- **Task to carry out**
Copy out each line of the material exactly. Pictures do not belong in the copy.
————————
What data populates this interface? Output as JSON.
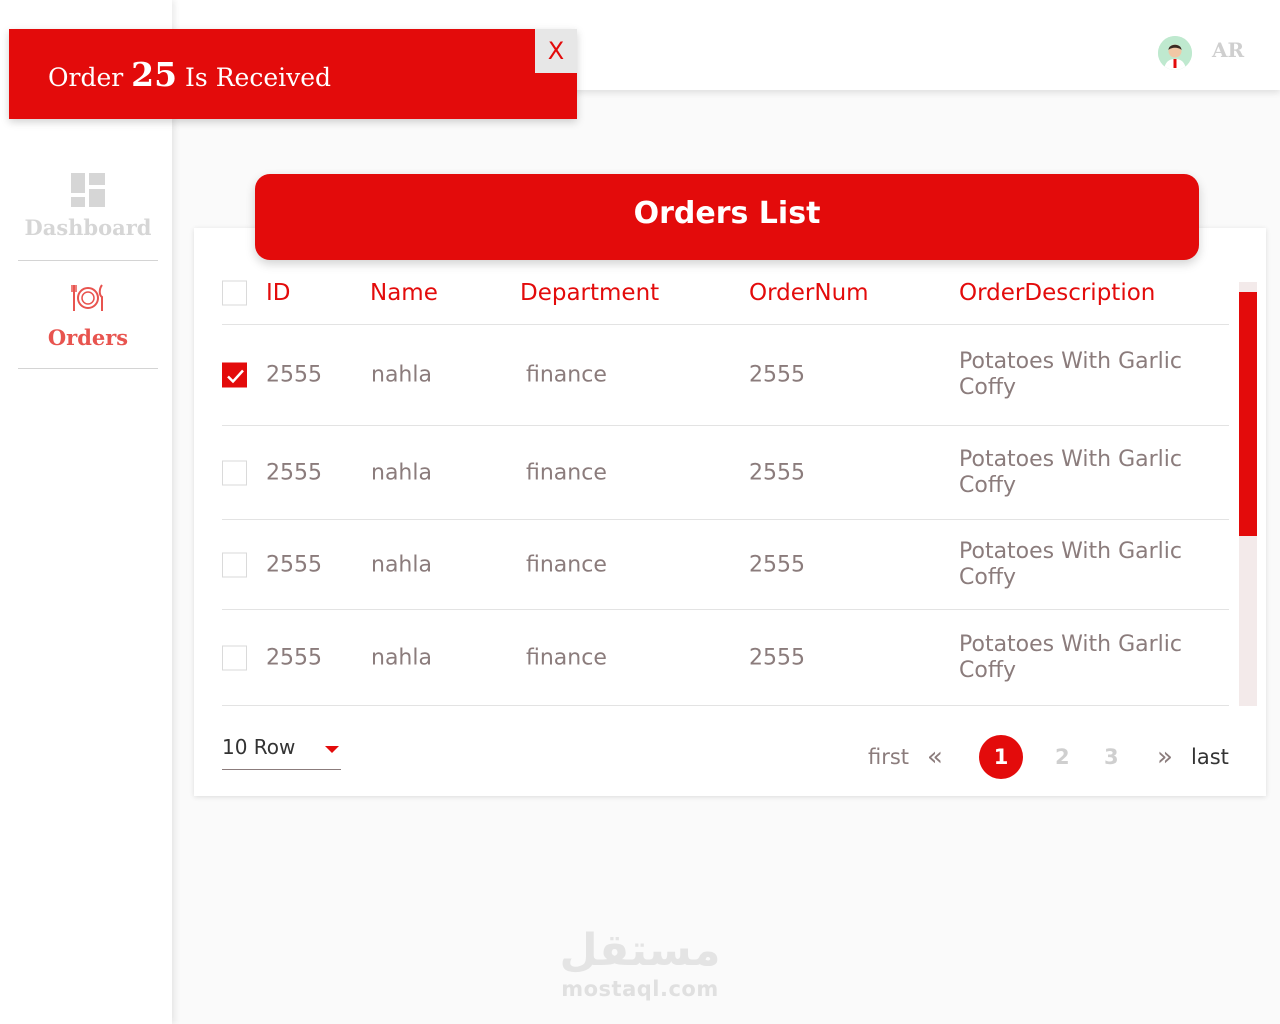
{
  "colors": {
    "accent": "#e30b0b",
    "muted_text": "#8b7c7c",
    "disabled": "#d6d6d6",
    "background": "#fafafa"
  },
  "toast": {
    "prefix": "Order",
    "order_number": "25",
    "suffix": "Is Received",
    "close_label": "X"
  },
  "header": {
    "language_toggle": "AR",
    "avatar_icon": "user-avatar-icon"
  },
  "sidebar": {
    "items": [
      {
        "label": "Dashboard",
        "icon": "dashboard-grid-icon",
        "active": false
      },
      {
        "label": "Orders",
        "icon": "plate-cutlery-icon",
        "active": true
      }
    ]
  },
  "card": {
    "title": "Orders List"
  },
  "table": {
    "columns": [
      "ID",
      "Name",
      "Department",
      "OrderNum",
      "OrderDescription"
    ],
    "rows": [
      {
        "checked": true,
        "id": "2555",
        "name": "nahla",
        "department": "finance",
        "order_num": "2555",
        "description": "Potatoes With Garlic Coffy"
      },
      {
        "checked": false,
        "id": "2555",
        "name": "nahla",
        "department": "finance",
        "order_num": "2555",
        "description": "Potatoes With Garlic Coffy"
      },
      {
        "checked": false,
        "id": "2555",
        "name": "nahla",
        "department": "finance",
        "order_num": "2555",
        "description": "Potatoes With Garlic Coffy"
      },
      {
        "checked": false,
        "id": "2555",
        "name": "nahla",
        "department": "finance",
        "order_num": "2555",
        "description": "Potatoes With Garlic Coffy"
      }
    ]
  },
  "footer": {
    "rows_per_page": "10 Row",
    "pagination": {
      "first": "first",
      "prev_icon": "double-chevron-left-icon",
      "pages": [
        "1",
        "2",
        "3"
      ],
      "current": "1",
      "next_icon": "double-chevron-right-icon",
      "last": "last"
    }
  },
  "watermark": {
    "arabic": "مستقل",
    "latin": "mostaql.com"
  }
}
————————
- **Exercise answer**
What data populates this interface? Output as JSON.
{
  "colors": {
    "accent": "#e30b0b",
    "muted_text": "#8b7c7c",
    "disabled": "#d6d6d6",
    "background": "#fafafa"
  },
  "toast": {
    "prefix": "Order",
    "order_number": "25",
    "suffix": "Is Received",
    "close_label": "X"
  },
  "header": {
    "language_toggle": "AR",
    "avatar_icon": "user-avatar-icon"
  },
  "sidebar": {
    "items": [
      {
        "label": "Dashboard",
        "icon": "dashboard-grid-icon",
        "active": false
      },
      {
        "label": "Orders",
        "icon": "plate-cutlery-icon",
        "active": true
      }
    ]
  },
  "card": {
    "title": "Orders List"
  },
  "table": {
    "columns": [
      "ID",
      "Name",
      "Department",
      "OrderNum",
      "OrderDescription"
    ],
    "rows": [
      {
        "checked": true,
        "id": "2555",
        "name": "nahla",
        "department": "finance",
        "order_num": "2555",
        "description": "Potatoes With Garlic Coffy"
      },
      {
        "checked": false,
        "id": "2555",
        "name": "nahla",
        "department": "finance",
        "order_num": "2555",
        "description": "Potatoes With Garlic Coffy"
      },
      {
        "checked": false,
        "id": "2555",
        "name": "nahla",
        "department": "finance",
        "order_num": "2555",
        "description": "Potatoes With Garlic Coffy"
      },
      {
        "checked": false,
        "id": "2555",
        "name": "nahla",
        "department": "finance",
        "order_num": "2555",
        "description": "Potatoes With Garlic Coffy"
      }
    ]
  },
  "footer": {
    "rows_per_page": "10 Row",
    "pagination": {
      "first": "first",
      "prev_icon": "double-chevron-left-icon",
      "pages": [
        "1",
        "2",
        "3"
      ],
      "current": "1",
      "next_icon": "double-chevron-right-icon",
      "last": "last"
    }
  },
  "watermark": {
    "arabic": "مستقل",
    "latin": "mostaql.com"
  }
}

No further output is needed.